▶ TASK PROMPT:
Reproduce all of the data exactly as written.

THE INPUT section start

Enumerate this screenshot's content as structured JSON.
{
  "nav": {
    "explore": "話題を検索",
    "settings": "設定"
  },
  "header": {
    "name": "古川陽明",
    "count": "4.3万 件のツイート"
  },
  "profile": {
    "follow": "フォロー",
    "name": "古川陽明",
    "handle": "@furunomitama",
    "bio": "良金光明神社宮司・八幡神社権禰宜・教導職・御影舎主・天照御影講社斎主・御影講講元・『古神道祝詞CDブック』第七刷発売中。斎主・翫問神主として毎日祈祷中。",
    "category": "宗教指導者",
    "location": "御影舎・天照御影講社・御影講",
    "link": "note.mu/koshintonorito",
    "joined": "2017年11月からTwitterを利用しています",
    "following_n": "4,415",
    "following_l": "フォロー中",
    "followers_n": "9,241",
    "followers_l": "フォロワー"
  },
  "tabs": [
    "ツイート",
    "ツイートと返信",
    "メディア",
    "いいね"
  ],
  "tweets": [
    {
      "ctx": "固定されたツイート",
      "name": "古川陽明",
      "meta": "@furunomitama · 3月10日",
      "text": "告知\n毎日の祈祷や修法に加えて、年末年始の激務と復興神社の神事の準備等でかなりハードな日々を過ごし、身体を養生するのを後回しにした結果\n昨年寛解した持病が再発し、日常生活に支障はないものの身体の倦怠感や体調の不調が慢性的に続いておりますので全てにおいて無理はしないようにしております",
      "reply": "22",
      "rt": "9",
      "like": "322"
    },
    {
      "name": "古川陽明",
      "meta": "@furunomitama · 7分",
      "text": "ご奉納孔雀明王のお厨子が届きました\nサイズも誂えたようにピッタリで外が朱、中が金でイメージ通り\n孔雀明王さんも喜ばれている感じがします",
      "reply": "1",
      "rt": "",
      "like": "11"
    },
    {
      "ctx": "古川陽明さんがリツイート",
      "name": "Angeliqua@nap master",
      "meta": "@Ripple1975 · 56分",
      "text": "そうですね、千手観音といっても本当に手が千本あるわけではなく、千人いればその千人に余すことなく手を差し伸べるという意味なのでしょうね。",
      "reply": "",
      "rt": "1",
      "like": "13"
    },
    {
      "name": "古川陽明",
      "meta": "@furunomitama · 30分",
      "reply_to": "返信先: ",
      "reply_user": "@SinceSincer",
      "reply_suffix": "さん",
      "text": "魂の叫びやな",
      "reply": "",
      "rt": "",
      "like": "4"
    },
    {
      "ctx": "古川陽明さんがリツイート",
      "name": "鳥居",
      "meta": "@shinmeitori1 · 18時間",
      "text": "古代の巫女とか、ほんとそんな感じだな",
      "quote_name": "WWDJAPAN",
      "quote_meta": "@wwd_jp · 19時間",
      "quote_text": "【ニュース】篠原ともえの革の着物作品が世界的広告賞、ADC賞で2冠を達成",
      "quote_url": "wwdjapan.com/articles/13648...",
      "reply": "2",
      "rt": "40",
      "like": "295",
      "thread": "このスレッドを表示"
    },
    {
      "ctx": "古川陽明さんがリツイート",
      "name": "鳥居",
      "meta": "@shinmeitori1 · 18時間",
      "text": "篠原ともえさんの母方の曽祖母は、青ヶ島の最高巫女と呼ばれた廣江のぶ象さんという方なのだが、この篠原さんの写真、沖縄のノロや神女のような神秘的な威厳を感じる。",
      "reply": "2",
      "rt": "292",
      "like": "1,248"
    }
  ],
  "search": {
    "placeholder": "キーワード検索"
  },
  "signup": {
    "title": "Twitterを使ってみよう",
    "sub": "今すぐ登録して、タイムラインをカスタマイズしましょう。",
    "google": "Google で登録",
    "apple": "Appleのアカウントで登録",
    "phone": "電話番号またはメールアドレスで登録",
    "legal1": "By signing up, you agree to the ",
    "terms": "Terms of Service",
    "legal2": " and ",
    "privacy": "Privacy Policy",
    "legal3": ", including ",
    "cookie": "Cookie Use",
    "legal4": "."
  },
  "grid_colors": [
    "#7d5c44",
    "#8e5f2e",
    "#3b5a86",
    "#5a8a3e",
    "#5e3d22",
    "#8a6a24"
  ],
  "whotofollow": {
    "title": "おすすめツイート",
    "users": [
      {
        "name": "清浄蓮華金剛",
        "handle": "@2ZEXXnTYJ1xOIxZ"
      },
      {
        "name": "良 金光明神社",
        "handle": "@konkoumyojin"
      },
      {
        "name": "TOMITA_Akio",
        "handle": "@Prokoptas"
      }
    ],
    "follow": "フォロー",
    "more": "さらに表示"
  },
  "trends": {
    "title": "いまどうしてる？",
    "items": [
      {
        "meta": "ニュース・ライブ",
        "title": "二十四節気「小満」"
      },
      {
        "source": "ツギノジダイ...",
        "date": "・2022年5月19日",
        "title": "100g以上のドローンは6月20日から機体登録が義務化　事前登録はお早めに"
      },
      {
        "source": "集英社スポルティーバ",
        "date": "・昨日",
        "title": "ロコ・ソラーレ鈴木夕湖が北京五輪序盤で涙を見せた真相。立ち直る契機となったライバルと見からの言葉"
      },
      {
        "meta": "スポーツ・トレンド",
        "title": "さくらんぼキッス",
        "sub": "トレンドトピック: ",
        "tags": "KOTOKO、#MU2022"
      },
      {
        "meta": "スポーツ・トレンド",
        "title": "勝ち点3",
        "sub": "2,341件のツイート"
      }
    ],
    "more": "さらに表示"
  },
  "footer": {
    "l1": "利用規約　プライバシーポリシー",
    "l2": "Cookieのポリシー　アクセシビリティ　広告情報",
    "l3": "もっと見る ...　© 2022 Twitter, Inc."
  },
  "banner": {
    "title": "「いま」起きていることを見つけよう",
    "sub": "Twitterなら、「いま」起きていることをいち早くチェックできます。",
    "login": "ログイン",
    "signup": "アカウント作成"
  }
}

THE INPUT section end

▶ SOLUTION BELOW:
Enumerate this screenshot's content as structured JSON.
{
  "nav": {
    "explore": "話題を検索",
    "settings": "設定"
  },
  "header": {
    "name": "古川陽明",
    "count": "4.3万 件のツイート"
  },
  "profile": {
    "follow": "フォロー",
    "name": "古川陽明",
    "handle": "@furunomitama",
    "bio": "良金光明神社宮司・八幡神社権禰宜・教導職・御影舎主・天照御影講社斎主・御影講講元・『古神道祝詞CDブック』第七刷発売中。斎主・翫問神主として毎日祈祷中。",
    "category": "宗教指導者",
    "location": "御影舎・天照御影講社・御影講",
    "link": "note.mu/koshintonorito",
    "joined": "2017年11月からTwitterを利用しています",
    "following_n": "4,415",
    "following_l": "フォロー中",
    "followers_n": "9,241",
    "followers_l": "フォロワー"
  },
  "tabs": [
    "ツイート",
    "ツイートと返信",
    "メディア",
    "いいね"
  ],
  "tweets": [
    {
      "ctx": "固定されたツイート",
      "name": "古川陽明",
      "meta": "@furunomitama · 3月10日",
      "text": "告知\n毎日の祈祷や修法に加えて、年末年始の激務と復興神社の神事の準備等でかなりハードな日々を過ごし、身体を養生するのを後回しにした結果\n昨年寛解した持病が再発し、日常生活に支障はないものの身体の倦怠感や体調の不調が慢性的に続いておりますので全てにおいて無理はしないようにしております",
      "reply": "22",
      "rt": "9",
      "like": "322"
    },
    {
      "name": "古川陽明",
      "meta": "@furunomitama · 7分",
      "text": "ご奉納孔雀明王のお厨子が届きました\nサイズも誂えたようにピッタリで外が朱、中が金でイメージ通り\n孔雀明王さんも喜ばれている感じがします",
      "reply": "1",
      "rt": "",
      "like": "11"
    },
    {
      "ctx": "古川陽明さんがリツイート",
      "name": "Angeliqua@nap master",
      "meta": "@Ripple1975 · 56分",
      "text": "そうですね、千手観音といっても本当に手が千本あるわけではなく、千人いればその千人に余すことなく手を差し伸べるという意味なのでしょうね。",
      "reply": "",
      "rt": "1",
      "like": "13"
    },
    {
      "name": "古川陽明",
      "meta": "@furunomitama · 30分",
      "reply_to": "返信先: ",
      "reply_user": "@SinceSincer",
      "reply_suffix": "さん",
      "text": "魂の叫びやな",
      "reply": "",
      "rt": "",
      "like": "4"
    },
    {
      "ctx": "古川陽明さんがリツイート",
      "name": "鳥居",
      "meta": "@shinmeitori1 · 18時間",
      "text": "古代の巫女とか、ほんとそんな感じだな",
      "quote_name": "WWDJAPAN",
      "quote_meta": "@wwd_jp · 19時間",
      "quote_text": "【ニュース】篠原ともえの革の着物作品が世界的広告賞、ADC賞で2冠を達成",
      "quote_url": "wwdjapan.com/articles/13648...",
      "reply": "2",
      "rt": "40",
      "like": "295",
      "thread": "このスレッドを表示"
    },
    {
      "ctx": "古川陽明さんがリツイート",
      "name": "鳥居",
      "meta": "@shinmeitori1 · 18時間",
      "text": "篠原ともえさんの母方の曽祖母は、青ヶ島の最高巫女と呼ばれた廣江のぶ象さんという方なのだが、この篠原さんの写真、沖縄のノロや神女のような神秘的な威厳を感じる。",
      "reply": "2",
      "rt": "292",
      "like": "1,248"
    }
  ],
  "search": {
    "placeholder": "キーワード検索"
  },
  "signup": {
    "title": "Twitterを使ってみよう",
    "sub": "今すぐ登録して、タイムラインをカスタマイズしましょう。",
    "google": "Google で登録",
    "apple": "Appleのアカウントで登録",
    "phone": "電話番号またはメールアドレスで登録",
    "legal1": "By signing up, you agree to the ",
    "terms": "Terms of Service",
    "legal2": " and ",
    "privacy": "Privacy Policy",
    "legal3": ", including ",
    "cookie": "Cookie Use",
    "legal4": "."
  },
  "grid_colors": [
    "#7d5c44",
    "#8e5f2e",
    "#3b5a86",
    "#5a8a3e",
    "#5e3d22",
    "#8a6a24"
  ],
  "whotofollow": {
    "title": "おすすめツイート",
    "users": [
      {
        "name": "清浄蓮華金剛",
        "handle": "@2ZEXXnTYJ1xOIxZ"
      },
      {
        "name": "良 金光明神社",
        "handle": "@konkoumyojin"
      },
      {
        "name": "TOMITA_Akio",
        "handle": "@Prokoptas"
      }
    ],
    "follow": "フォロー",
    "more": "さらに表示"
  },
  "trends": {
    "title": "いまどうしてる？",
    "items": [
      {
        "meta": "ニュース・ライブ",
        "title": "二十四節気「小満」"
      },
      {
        "source": "ツギノジダイ...",
        "date": "・2022年5月19日",
        "title": "100g以上のドローンは6月20日から機体登録が義務化　事前登録はお早めに"
      },
      {
        "source": "集英社スポルティーバ",
        "date": "・昨日",
        "title": "ロコ・ソラーレ鈴木夕湖が北京五輪序盤で涙を見せた真相。立ち直る契機となったライバルと見からの言葉"
      },
      {
        "meta": "スポーツ・トレンド",
        "title": "さくらんぼキッス",
        "sub": "トレンドトピック: ",
        "tags": "KOTOKO、#MU2022"
      },
      {
        "meta": "スポーツ・トレンド",
        "title": "勝ち点3",
        "sub": "2,341件のツイート"
      }
    ],
    "more": "さらに表示"
  },
  "footer": {
    "l1": "利用規約　プライバシーポリシー",
    "l2": "Cookieのポリシー　アクセシビリティ　広告情報",
    "l3": "もっと見る ...　© 2022 Twitter, Inc."
  },
  "banner": {
    "title": "「いま」起きていることを見つけよう",
    "sub": "Twitterなら、「いま」起きていることをいち早くチェックできます。",
    "login": "ログイン",
    "signup": "アカウント作成"
  }
}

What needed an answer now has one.